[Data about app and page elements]

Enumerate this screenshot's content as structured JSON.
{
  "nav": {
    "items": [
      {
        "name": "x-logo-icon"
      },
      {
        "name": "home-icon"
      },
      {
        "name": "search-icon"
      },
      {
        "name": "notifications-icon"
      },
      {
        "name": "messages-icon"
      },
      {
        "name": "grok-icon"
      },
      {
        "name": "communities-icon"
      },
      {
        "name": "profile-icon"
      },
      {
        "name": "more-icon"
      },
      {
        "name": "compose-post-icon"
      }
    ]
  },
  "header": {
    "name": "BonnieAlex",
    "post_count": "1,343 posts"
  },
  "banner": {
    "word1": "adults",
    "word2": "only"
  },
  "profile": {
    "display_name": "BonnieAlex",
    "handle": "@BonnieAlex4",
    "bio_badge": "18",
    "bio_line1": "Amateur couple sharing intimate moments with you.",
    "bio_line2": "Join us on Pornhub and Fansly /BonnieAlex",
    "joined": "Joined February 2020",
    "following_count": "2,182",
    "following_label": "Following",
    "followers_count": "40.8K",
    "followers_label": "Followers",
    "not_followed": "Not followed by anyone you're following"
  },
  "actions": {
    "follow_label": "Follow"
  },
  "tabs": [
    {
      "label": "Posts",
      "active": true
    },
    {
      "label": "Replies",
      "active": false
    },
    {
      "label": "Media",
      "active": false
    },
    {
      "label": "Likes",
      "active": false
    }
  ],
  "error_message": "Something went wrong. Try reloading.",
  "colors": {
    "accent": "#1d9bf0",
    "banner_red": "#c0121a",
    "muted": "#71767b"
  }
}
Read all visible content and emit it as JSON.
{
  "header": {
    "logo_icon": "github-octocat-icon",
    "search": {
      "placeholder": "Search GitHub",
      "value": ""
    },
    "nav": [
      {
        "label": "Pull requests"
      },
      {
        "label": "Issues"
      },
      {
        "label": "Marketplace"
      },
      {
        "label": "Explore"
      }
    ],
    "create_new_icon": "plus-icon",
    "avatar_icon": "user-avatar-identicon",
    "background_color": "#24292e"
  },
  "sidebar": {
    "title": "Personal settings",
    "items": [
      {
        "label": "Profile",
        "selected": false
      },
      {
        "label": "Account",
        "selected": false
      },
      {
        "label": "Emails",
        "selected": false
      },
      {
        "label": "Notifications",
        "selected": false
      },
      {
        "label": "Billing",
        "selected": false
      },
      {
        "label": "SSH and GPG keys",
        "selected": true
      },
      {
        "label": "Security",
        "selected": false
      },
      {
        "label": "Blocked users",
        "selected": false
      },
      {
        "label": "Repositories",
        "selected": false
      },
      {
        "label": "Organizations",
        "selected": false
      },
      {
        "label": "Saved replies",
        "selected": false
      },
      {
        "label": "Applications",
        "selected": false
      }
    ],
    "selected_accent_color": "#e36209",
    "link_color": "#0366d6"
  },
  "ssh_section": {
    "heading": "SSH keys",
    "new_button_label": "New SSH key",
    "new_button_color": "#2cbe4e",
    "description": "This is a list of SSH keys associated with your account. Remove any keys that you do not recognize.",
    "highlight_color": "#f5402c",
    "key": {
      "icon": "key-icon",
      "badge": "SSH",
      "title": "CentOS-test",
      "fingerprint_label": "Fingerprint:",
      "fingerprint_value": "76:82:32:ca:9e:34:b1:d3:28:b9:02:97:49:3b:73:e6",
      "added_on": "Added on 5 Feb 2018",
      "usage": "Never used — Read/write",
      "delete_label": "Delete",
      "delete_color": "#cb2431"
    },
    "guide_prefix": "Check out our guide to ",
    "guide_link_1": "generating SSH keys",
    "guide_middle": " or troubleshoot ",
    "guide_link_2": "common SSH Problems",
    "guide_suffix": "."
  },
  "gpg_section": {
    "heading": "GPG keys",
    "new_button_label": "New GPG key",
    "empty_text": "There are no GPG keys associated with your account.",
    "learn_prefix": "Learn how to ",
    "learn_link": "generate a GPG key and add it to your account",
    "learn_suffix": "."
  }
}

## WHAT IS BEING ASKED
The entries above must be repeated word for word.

## SOLUTION
Enumerate this screenshot's content as structured JSON.
{
  "nav": {
    "items": [
      {
        "name": "x-logo-icon"
      },
      {
        "name": "home-icon"
      },
      {
        "name": "search-icon"
      },
      {
        "name": "notifications-icon"
      },
      {
        "name": "messages-icon"
      },
      {
        "name": "grok-icon"
      },
      {
        "name": "communities-icon"
      },
      {
        "name": "profile-icon"
      },
      {
        "name": "more-icon"
      },
      {
        "name": "compose-post-icon"
      }
    ]
  },
  "header": {
    "name": "BonnieAlex",
    "post_count": "1,343 posts"
  },
  "banner": {
    "word1": "adults",
    "word2": "only"
  },
  "profile": {
    "display_name": "BonnieAlex",
    "handle": "@BonnieAlex4",
    "bio_badge": "18",
    "bio_line1": "Amateur couple sharing intimate moments with you.",
    "bio_line2": "Join us on Pornhub and Fansly /BonnieAlex",
    "joined": "Joined February 2020",
    "following_count": "2,182",
    "following_label": "Following",
    "followers_count": "40.8K",
    "followers_label": "Followers",
    "not_followed": "Not followed by anyone you're following"
  },
  "actions": {
    "follow_label": "Follow"
  },
  "tabs": [
    {
      "label": "Posts",
      "active": true
    },
    {
      "label": "Replies",
      "active": false
    },
    {
      "label": "Media",
      "active": false
    },
    {
      "label": "Likes",
      "active": false
    }
  ],
  "error_message": "Something went wrong. Try reloading.",
  "colors": {
    "accent": "#1d9bf0",
    "banner_red": "#c0121a",
    "muted": "#71767b"
  }
}
Read all visible content and emit it as JSON.
{
  "header": {
    "logo_icon": "github-octocat-icon",
    "search": {
      "placeholder": "Search GitHub",
      "value": ""
    },
    "nav": [
      {
        "label": "Pull requests"
      },
      {
        "label": "Issues"
      },
      {
        "label": "Marketplace"
      },
      {
        "label": "Explore"
      }
    ],
    "create_new_icon": "plus-icon",
    "avatar_icon": "user-avatar-identicon",
    "background_color": "#24292e"
  },
  "sidebar": {
    "title": "Personal settings",
    "items": [
      {
        "label": "Profile",
        "selected": false
      },
      {
        "label": "Account",
        "selected": false
      },
      {
        "label": "Emails",
        "selected": false
      },
      {
        "label": "Notifications",
        "selected": false
      },
      {
        "label": "Billing",
        "selected": false
      },
      {
        "label": "SSH and GPG keys",
        "selected": true
      },
      {
        "label": "Security",
        "selected": false
      },
      {
        "label": "Blocked users",
        "selected": false
      },
      {
        "label": "Repositories",
        "selected": false
      },
      {
        "label": "Organizations",
        "selected": false
      },
      {
        "label": "Saved replies",
        "selected": false
      },
      {
        "label": "Applications",
        "selected": false
      }
    ],
    "selected_accent_color": "#e36209",
    "link_color": "#0366d6"
  },
  "ssh_section": {
    "heading": "SSH keys",
    "new_button_label": "New SSH key",
    "new_button_color": "#2cbe4e",
    "description": "This is a list of SSH keys associated with your account. Remove any keys that you do not recognize.",
    "highlight_color": "#f5402c",
    "key": {
      "icon": "key-icon",
      "badge": "SSH",
      "title": "CentOS-test",
      "fingerprint_label": "Fingerprint:",
      "fingerprint_value": "76:82:32:ca:9e:34:b1:d3:28:b9:02:97:49:3b:73:e6",
      "added_on": "Added on 5 Feb 2018",
      "usage": "Never used — Read/write",
      "delete_label": "Delete",
      "delete_color": "#cb2431"
    },
    "guide_prefix": "Check out our guide to ",
    "guide_link_1": "generating SSH keys",
    "guide_middle": " or troubleshoot ",
    "guide_link_2": "common SSH Problems",
    "guide_suffix": "."
  },
  "gpg_section": {
    "heading": "GPG keys",
    "new_button_label": "New GPG key",
    "empty_text": "There are no GPG keys associated with your account.",
    "learn_prefix": "Learn how to ",
    "learn_link": "generate a GPG key and add it to your account",
    "learn_suffix": "."
  }
}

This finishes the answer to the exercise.